Since an XML document is a plain text file, and both the RDF/XML syntax specification and the descriptions of the vocabularies used in these Schemas are publicly available, you could also create and edit these schemas using other tools. As we shall see in the exercises, you could maintain them using a text editor (though it may be a rather laborious process!); or you could store the content in some form of "content management system" (e.g. a simple relational database) and expose or export that content in the form of XML documents as required.

The Schemas contain descriptions of, or metadata records describing, other resources - instances of the types listed in the registry "data model" (Elements, Element Sets, Element Usages, Application Profiles, Encoding Schemes and Controlled Values) - and the relationships between those resources.

These resources are "abstract" resources, not digital objects: an Element itself is not a Web-retrievable resources. The metadata indexed and displayed by the registry is metadata about these "abstract" resources, not metadata about the Schemas themselves.

When you are using the MEG client, each main document window corresponds to a Schema. As you create descriptions of resources (Element Sets, Elements etc), you will see nodes being added in the viewer boxes in the centre of the window. The descriptions of all the resources that are visible as nodes are saved as the contents of a single Schema.

From the point of view of the registry, you could manage descriptions of multiple Element Sets and Application Profiles within a single Schema (i.e. a single XML document), or you could create separate Schemas for each Element Set and Application Profile (i.e. one XML document per Element Set and Application Profile.

2. A note on resource identifiers

All the resources described for the registry must have unique identifiers associated with them, and those identifiers take the form of Uniform Resource Identifiers (URIs).

Some of the resources for which you (or other registry contributors) are creating descriptions may already have URIs assigned to them. Some organisations responsible for "standard" metadata Element Sets have assigned and published URIs for the Elements within those Element Sets. So for example, the DCMI has published URIs for the various "terms" in the Dublin Core Metadata Element Set.

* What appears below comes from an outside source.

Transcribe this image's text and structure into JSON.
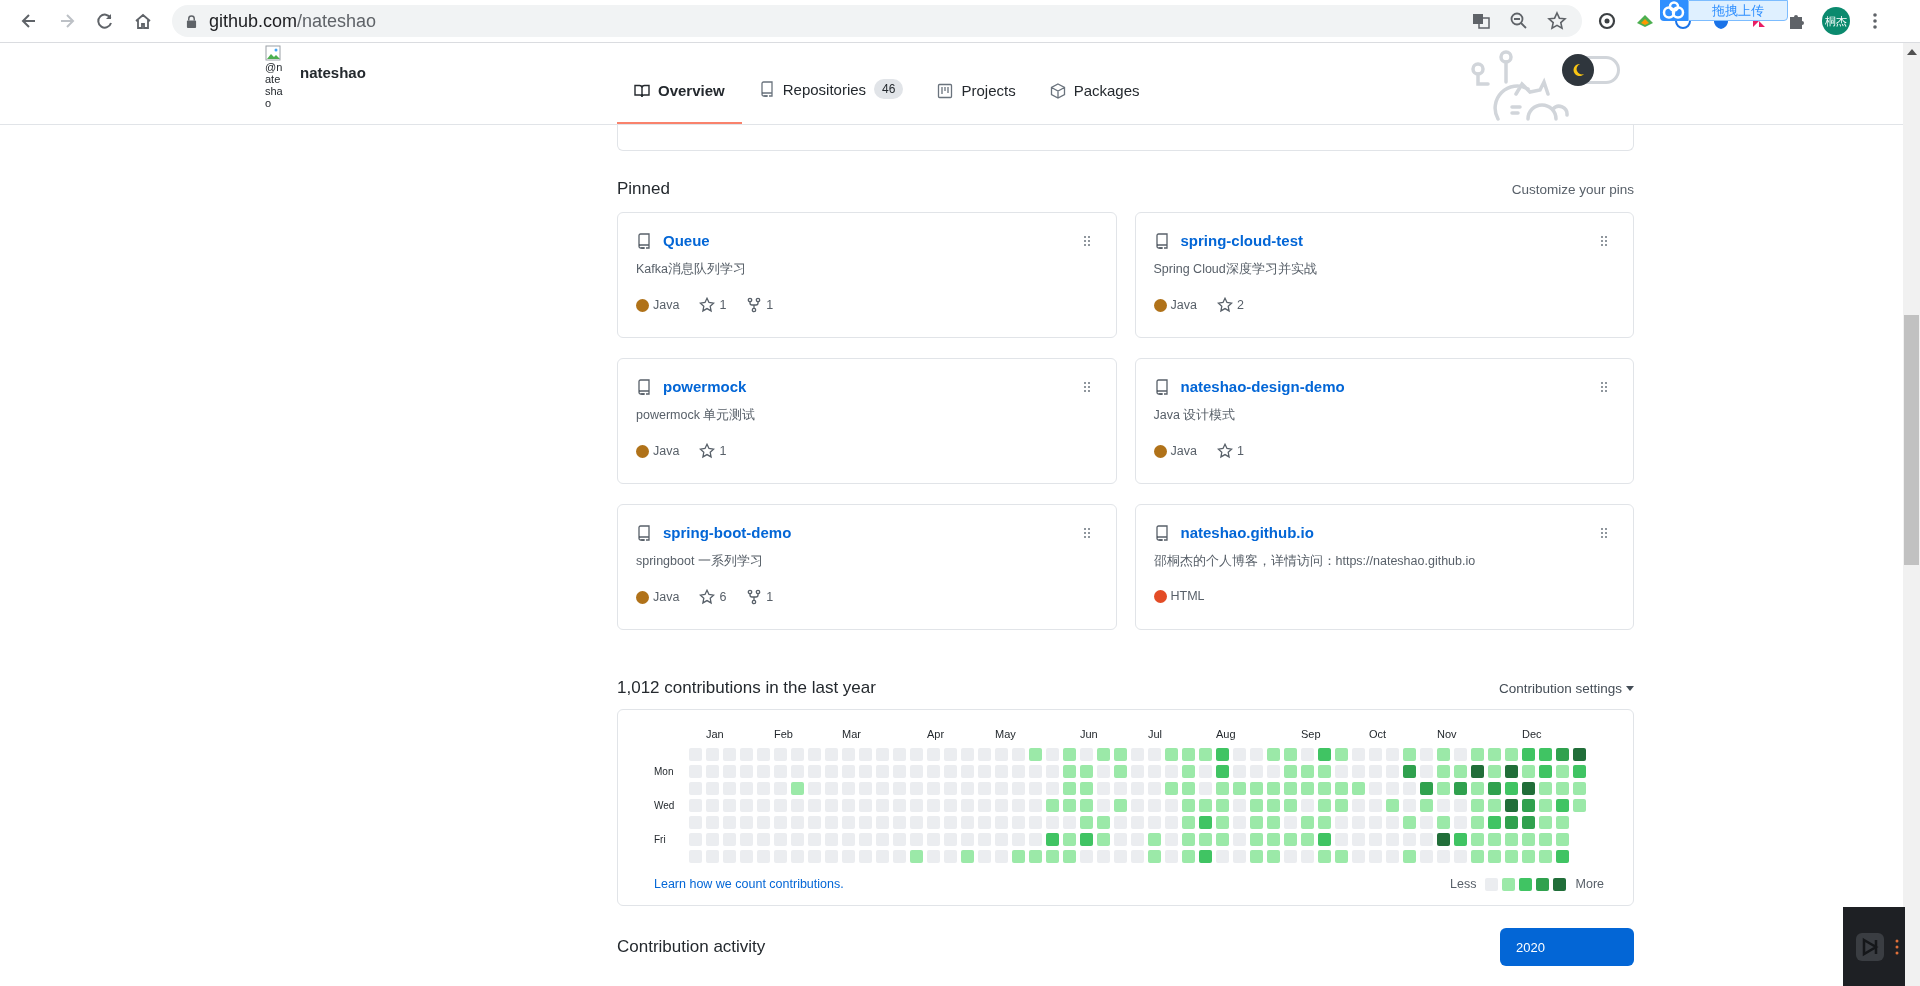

Many of the resources described in the context of the registry have not (at least not yet!) been formally assigned URIs elsewhere. Such resources will be assigned URIs for use within the registry. As we shall see, the MEG client application generates identifiers for most resources as you create descriptions for them. But the application always allows you the option of overriding the generated identifier, so that if you know that a URI has already been provided for a particular resource, you can use that URI in place of the suggested one.

As noted above, none of the resources you are describing for the registry are Web-retrievable resources: Element Sets, Elements, Application Profiles etc. are "abstract" resources, not digital objects. Schemas - machine-readable representations of descriptions of these other resources - are digital objects and are (potentially at least) Web-retrievable. In the current version of the registry, metadata about the Schemas themselves is not provided.

However, it has become common practice to employ URIs which use the http: scheme as identifiers for such resources, even though the resources themselves are not Web-retrievable. The use of such an identifier does not imply that you should expect to obtain a digital object if you attempt to "de-reference" that URI e.g. by issuing an HTTP GET on typing it in the address box of a Web browser.